_Your goal:_
Exclude all pictures, then restate the entries below word for word.
━━━━━ Provided data
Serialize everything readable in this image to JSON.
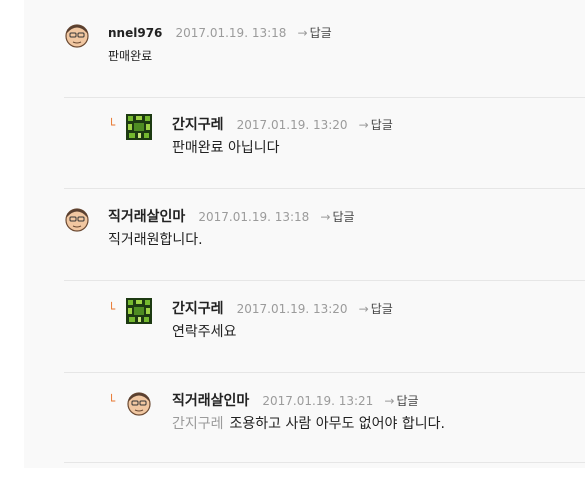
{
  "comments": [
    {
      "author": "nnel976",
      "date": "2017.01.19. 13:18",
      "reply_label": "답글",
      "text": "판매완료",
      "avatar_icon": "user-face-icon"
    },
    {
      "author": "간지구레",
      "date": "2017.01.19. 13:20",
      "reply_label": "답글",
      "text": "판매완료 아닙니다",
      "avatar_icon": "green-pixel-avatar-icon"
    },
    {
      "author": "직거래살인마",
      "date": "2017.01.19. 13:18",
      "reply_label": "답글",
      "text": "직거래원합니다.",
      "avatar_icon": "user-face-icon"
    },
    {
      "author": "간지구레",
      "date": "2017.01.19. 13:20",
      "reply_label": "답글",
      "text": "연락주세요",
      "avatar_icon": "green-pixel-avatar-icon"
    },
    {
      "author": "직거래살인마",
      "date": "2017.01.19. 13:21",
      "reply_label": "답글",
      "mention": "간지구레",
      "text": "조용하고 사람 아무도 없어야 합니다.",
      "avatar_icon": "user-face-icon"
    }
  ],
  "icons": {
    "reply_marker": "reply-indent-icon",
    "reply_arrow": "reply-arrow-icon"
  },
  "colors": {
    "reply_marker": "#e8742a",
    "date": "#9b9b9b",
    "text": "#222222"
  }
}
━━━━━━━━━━
_Problem solution:_
Serialize everything readable in this image to JSON.
{
  "comments": [
    {
      "author": "nnel976",
      "date": "2017.01.19. 13:18",
      "reply_label": "답글",
      "text": "판매완료",
      "avatar_icon": "user-face-icon"
    },
    {
      "author": "간지구레",
      "date": "2017.01.19. 13:20",
      "reply_label": "답글",
      "text": "판매완료 아닙니다",
      "avatar_icon": "green-pixel-avatar-icon"
    },
    {
      "author": "직거래살인마",
      "date": "2017.01.19. 13:18",
      "reply_label": "답글",
      "text": "직거래원합니다.",
      "avatar_icon": "user-face-icon"
    },
    {
      "author": "간지구레",
      "date": "2017.01.19. 13:20",
      "reply_label": "답글",
      "text": "연락주세요",
      "avatar_icon": "green-pixel-avatar-icon"
    },
    {
      "author": "직거래살인마",
      "date": "2017.01.19. 13:21",
      "reply_label": "답글",
      "mention": "간지구레",
      "text": "조용하고 사람 아무도 없어야 합니다.",
      "avatar_icon": "user-face-icon"
    }
  ],
  "icons": {
    "reply_marker": "reply-indent-icon",
    "reply_arrow": "reply-arrow-icon"
  },
  "colors": {
    "reply_marker": "#e8742a",
    "date": "#9b9b9b",
    "text": "#222222"
  }
}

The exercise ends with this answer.